• _PROBLEM TO SOLVE_
Report the count of lines below that include "subtitle", without any other text.

• _GIVEN DATA_
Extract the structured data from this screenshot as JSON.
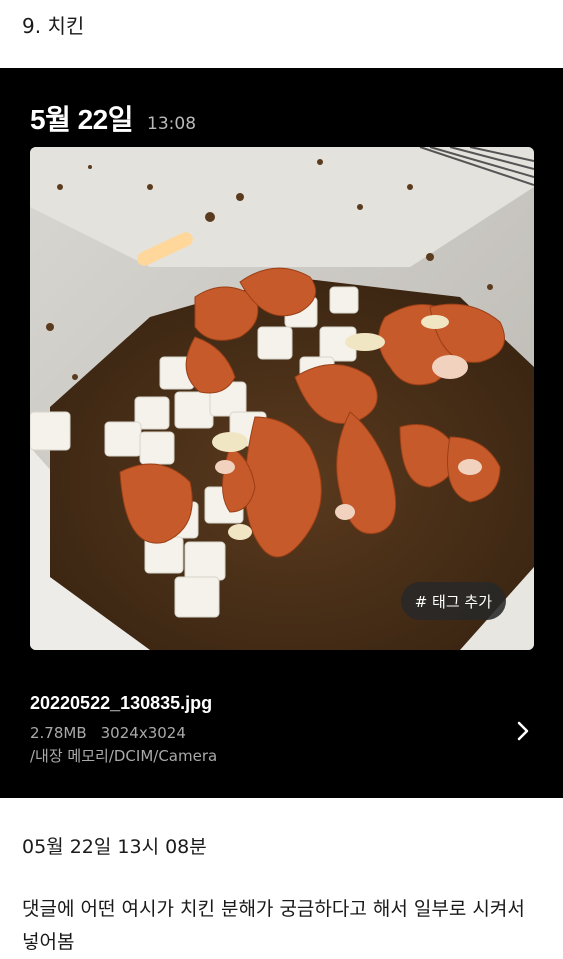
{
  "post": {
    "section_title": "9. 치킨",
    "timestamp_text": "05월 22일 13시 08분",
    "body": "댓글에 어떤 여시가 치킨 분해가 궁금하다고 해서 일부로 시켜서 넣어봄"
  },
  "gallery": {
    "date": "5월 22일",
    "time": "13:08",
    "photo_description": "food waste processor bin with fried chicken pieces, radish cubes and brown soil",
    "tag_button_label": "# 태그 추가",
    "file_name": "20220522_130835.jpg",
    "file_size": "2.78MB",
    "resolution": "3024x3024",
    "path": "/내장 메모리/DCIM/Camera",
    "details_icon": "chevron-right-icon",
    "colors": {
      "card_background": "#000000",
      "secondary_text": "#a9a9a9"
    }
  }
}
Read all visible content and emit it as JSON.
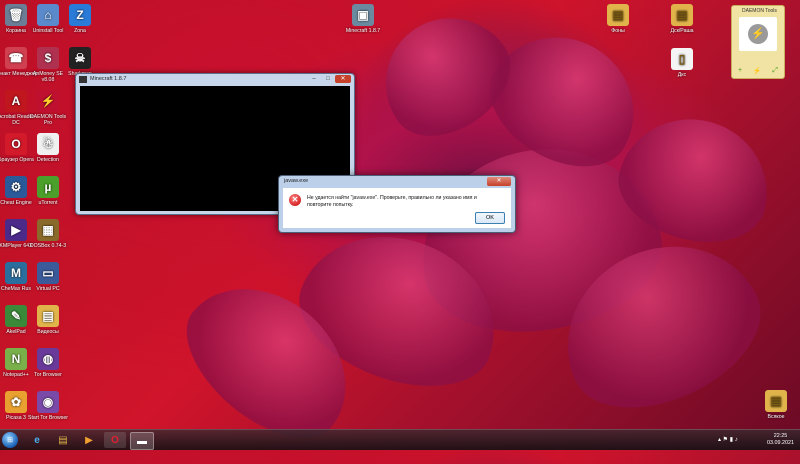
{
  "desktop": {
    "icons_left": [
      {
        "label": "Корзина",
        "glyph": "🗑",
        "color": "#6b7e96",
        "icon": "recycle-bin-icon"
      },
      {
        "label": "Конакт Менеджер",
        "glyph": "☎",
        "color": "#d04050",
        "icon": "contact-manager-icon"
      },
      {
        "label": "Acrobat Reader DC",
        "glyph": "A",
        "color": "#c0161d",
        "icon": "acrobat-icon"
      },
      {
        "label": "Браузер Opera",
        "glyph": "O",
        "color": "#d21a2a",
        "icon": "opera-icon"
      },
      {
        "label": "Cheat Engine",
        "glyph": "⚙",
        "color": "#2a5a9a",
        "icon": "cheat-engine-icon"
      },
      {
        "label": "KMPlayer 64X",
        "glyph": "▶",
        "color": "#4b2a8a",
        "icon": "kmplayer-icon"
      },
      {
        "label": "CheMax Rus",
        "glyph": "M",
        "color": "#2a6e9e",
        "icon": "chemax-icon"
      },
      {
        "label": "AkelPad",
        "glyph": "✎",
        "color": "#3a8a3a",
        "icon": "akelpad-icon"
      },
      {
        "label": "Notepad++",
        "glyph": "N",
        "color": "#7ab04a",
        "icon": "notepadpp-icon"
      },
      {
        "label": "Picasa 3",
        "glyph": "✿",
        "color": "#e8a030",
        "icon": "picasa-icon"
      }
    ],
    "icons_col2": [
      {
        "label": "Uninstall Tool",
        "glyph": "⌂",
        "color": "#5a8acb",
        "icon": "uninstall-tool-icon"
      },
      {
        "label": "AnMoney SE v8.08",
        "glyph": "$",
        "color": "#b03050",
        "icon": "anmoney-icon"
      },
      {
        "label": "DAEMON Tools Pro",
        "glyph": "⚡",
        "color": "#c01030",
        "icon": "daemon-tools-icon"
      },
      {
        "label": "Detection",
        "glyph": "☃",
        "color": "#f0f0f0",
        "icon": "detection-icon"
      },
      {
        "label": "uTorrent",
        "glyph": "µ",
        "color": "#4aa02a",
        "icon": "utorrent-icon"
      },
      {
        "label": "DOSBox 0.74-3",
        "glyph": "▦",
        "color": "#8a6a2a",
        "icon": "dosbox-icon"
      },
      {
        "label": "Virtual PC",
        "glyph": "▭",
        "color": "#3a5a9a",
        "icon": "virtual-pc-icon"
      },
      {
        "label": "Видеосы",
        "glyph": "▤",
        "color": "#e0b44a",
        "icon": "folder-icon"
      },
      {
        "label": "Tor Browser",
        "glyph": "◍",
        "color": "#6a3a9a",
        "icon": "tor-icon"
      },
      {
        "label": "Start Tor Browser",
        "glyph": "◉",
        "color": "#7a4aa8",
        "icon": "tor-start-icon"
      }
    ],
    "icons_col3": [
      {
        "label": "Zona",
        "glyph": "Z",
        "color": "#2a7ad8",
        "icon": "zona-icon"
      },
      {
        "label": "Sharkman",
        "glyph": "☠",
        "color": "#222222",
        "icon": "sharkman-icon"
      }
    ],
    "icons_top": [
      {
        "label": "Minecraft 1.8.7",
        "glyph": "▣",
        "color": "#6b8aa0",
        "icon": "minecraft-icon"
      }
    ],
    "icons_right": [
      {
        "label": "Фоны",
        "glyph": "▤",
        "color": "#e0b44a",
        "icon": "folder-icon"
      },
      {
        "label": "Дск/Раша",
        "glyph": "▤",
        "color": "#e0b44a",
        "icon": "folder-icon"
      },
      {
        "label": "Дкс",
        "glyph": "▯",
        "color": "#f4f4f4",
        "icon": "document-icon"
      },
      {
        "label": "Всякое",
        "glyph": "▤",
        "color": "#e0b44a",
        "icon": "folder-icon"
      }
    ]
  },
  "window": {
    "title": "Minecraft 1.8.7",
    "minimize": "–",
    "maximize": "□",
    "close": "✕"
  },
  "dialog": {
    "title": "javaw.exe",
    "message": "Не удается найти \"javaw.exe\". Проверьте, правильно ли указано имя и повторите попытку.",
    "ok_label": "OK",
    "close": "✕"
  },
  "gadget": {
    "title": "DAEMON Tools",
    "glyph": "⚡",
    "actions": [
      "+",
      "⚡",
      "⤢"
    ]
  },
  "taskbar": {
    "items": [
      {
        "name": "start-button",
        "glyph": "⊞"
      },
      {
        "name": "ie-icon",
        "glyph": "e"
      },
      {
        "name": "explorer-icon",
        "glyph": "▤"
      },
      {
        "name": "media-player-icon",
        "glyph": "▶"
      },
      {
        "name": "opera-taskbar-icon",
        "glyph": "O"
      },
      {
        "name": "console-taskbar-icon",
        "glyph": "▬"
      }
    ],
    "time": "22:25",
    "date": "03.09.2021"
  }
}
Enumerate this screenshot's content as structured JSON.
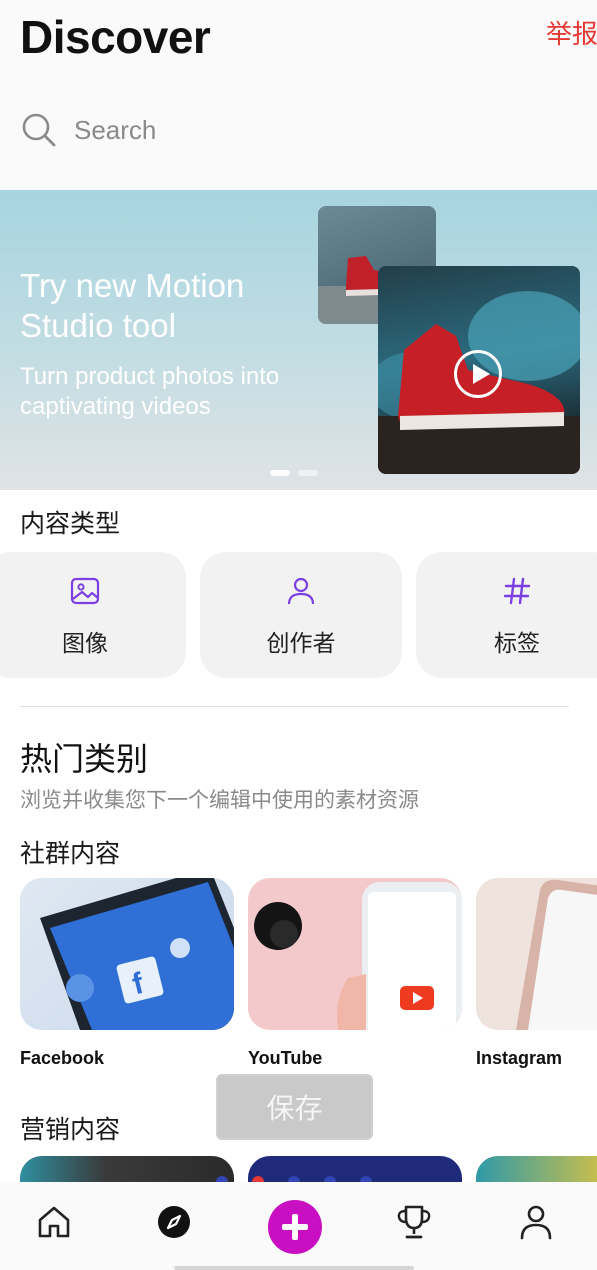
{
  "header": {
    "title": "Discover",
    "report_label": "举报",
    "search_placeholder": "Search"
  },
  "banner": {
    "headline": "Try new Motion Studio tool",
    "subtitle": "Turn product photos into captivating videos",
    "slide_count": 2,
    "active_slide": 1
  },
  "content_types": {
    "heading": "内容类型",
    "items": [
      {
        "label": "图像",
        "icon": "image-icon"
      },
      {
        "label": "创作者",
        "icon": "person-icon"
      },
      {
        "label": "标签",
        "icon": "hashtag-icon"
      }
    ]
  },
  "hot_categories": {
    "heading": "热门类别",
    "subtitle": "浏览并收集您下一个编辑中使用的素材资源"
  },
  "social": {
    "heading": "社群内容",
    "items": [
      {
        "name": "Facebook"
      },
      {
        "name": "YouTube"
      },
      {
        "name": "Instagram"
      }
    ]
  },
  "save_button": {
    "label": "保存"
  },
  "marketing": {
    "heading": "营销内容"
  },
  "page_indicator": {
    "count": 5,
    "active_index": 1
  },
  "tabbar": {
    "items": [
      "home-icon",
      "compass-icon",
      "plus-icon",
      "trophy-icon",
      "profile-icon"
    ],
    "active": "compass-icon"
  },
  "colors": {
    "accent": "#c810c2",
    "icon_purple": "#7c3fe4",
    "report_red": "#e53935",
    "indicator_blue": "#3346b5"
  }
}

• _REPLY TO THE TASK_
2